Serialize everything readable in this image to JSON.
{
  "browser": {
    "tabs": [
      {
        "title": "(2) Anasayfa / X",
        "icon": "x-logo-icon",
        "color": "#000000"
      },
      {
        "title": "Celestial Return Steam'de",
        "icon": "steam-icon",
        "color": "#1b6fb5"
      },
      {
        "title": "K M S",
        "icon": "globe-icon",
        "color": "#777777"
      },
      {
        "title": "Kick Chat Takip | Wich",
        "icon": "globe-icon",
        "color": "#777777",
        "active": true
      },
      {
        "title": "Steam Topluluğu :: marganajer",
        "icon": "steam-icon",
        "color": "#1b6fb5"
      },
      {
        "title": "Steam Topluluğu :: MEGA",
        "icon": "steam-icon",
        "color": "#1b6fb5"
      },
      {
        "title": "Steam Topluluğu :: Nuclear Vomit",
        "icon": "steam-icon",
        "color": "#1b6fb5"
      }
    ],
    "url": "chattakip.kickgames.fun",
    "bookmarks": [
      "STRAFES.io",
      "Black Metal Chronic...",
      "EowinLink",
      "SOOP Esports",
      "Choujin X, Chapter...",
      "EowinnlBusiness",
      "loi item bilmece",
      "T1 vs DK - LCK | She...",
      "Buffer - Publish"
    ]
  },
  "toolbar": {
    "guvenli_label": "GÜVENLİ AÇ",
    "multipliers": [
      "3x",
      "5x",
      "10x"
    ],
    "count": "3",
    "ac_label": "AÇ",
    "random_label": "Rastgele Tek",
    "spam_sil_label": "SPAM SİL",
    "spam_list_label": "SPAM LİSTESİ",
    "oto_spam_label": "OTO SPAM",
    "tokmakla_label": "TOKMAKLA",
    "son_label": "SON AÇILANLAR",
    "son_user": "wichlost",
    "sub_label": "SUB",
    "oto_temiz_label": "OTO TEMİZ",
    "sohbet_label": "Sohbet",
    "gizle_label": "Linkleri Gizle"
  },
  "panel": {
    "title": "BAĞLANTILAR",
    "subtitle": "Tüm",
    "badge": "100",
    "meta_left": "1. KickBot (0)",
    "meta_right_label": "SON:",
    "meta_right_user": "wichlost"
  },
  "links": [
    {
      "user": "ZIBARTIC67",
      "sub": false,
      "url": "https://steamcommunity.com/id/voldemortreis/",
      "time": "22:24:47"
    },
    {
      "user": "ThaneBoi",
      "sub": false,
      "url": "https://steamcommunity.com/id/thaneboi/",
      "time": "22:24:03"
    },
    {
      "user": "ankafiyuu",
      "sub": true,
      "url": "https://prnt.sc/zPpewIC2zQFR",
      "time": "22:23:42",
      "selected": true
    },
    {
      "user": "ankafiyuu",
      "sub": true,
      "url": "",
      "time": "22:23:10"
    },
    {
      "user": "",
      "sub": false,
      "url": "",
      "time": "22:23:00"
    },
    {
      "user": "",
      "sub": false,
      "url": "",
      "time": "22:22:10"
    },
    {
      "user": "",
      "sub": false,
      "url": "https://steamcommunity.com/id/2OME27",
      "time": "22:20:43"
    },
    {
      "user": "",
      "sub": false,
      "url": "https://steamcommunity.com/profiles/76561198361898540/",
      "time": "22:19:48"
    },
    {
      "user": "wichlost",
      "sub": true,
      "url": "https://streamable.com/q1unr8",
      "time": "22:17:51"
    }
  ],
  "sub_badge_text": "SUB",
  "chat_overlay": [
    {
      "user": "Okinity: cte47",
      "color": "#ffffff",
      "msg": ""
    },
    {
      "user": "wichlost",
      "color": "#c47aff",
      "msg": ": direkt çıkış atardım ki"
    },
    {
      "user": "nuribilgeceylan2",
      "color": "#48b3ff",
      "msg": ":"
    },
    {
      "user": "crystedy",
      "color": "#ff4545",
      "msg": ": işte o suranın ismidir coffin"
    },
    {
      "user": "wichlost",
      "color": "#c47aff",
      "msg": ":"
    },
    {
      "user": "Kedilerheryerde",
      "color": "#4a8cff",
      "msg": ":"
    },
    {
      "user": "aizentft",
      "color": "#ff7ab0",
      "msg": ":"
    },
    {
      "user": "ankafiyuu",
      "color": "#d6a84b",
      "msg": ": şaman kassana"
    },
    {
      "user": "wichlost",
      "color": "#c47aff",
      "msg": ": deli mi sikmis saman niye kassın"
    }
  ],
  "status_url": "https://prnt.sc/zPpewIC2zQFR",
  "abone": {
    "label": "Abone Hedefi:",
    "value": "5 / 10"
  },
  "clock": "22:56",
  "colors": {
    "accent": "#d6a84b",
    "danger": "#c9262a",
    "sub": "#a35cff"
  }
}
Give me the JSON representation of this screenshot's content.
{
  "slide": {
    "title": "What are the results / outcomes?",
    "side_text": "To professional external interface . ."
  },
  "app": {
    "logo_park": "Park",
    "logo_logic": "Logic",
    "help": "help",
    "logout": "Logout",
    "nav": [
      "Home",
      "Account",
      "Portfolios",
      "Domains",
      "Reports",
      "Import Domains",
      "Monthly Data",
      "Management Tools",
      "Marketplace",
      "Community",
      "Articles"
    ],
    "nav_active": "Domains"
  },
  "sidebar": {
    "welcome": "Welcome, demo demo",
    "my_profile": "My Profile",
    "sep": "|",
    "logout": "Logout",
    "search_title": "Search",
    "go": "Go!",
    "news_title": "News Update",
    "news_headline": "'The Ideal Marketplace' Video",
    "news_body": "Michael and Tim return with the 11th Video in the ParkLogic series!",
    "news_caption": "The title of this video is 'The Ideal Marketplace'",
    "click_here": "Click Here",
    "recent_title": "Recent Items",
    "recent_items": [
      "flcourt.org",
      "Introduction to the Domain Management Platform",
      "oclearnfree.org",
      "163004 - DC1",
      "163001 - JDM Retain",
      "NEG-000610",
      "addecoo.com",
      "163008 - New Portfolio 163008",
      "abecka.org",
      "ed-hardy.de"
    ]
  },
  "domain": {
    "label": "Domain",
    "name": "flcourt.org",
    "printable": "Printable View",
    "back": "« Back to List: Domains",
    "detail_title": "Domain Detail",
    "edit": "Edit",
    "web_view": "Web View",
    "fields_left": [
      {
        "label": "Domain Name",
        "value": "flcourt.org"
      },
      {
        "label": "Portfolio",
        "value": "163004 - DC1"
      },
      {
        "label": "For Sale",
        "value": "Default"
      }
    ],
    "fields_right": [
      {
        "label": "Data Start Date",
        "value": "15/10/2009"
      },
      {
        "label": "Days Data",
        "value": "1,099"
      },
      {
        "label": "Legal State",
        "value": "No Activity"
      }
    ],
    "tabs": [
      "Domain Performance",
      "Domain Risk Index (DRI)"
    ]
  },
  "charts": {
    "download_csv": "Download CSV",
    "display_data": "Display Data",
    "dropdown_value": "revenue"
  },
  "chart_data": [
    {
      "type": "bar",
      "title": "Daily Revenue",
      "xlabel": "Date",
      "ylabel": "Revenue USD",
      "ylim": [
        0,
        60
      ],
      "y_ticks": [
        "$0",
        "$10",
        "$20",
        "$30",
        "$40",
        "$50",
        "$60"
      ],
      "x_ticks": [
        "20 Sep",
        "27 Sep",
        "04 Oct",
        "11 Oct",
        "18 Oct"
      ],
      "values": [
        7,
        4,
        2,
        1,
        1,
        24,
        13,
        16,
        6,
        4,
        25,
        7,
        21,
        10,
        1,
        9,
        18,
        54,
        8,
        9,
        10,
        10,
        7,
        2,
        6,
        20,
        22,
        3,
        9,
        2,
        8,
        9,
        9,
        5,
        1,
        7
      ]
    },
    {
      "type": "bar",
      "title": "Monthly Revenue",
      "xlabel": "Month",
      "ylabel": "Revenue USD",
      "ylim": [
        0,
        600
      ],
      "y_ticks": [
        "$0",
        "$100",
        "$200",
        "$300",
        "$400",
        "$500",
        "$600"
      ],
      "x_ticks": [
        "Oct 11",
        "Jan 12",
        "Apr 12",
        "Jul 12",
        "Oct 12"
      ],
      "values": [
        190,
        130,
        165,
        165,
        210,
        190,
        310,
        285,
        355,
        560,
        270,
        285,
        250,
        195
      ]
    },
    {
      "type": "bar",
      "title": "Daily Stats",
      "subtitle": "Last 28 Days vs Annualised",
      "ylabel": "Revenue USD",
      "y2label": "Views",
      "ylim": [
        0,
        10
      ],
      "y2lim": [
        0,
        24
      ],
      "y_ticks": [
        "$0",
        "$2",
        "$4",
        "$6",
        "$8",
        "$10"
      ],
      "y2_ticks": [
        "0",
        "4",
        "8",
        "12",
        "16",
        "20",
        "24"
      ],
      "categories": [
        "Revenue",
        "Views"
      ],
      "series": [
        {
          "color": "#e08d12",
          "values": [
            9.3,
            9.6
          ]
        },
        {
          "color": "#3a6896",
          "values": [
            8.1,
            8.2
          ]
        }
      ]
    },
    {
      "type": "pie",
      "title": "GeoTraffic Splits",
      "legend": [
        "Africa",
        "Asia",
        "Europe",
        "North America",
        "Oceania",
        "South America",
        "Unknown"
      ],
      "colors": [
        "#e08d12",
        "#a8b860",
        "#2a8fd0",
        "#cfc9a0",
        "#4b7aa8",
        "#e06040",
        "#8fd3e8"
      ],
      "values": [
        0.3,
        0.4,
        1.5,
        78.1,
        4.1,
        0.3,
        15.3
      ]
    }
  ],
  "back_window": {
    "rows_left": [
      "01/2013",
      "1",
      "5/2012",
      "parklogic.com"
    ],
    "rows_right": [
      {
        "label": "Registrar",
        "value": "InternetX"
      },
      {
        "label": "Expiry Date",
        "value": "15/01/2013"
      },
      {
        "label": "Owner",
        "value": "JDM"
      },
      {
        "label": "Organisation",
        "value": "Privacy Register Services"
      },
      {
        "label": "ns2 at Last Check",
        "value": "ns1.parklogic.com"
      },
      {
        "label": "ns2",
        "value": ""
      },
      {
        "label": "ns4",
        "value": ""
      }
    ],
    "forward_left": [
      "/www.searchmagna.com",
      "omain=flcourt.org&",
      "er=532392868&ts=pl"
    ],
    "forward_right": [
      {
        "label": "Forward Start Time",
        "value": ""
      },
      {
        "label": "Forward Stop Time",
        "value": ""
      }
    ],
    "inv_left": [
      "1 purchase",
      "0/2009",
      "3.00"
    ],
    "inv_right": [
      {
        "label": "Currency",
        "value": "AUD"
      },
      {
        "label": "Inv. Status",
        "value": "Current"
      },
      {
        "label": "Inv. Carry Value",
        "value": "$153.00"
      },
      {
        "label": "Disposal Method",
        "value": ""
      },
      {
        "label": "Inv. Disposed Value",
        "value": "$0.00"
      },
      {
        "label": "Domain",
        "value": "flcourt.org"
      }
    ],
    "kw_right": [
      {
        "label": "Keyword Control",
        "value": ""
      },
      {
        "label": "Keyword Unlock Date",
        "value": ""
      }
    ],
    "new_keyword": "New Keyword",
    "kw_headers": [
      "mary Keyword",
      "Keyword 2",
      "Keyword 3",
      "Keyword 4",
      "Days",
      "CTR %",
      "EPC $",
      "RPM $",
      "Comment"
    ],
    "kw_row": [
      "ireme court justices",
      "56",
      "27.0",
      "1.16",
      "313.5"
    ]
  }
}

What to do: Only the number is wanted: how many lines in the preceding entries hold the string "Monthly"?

Output of the exercise: 2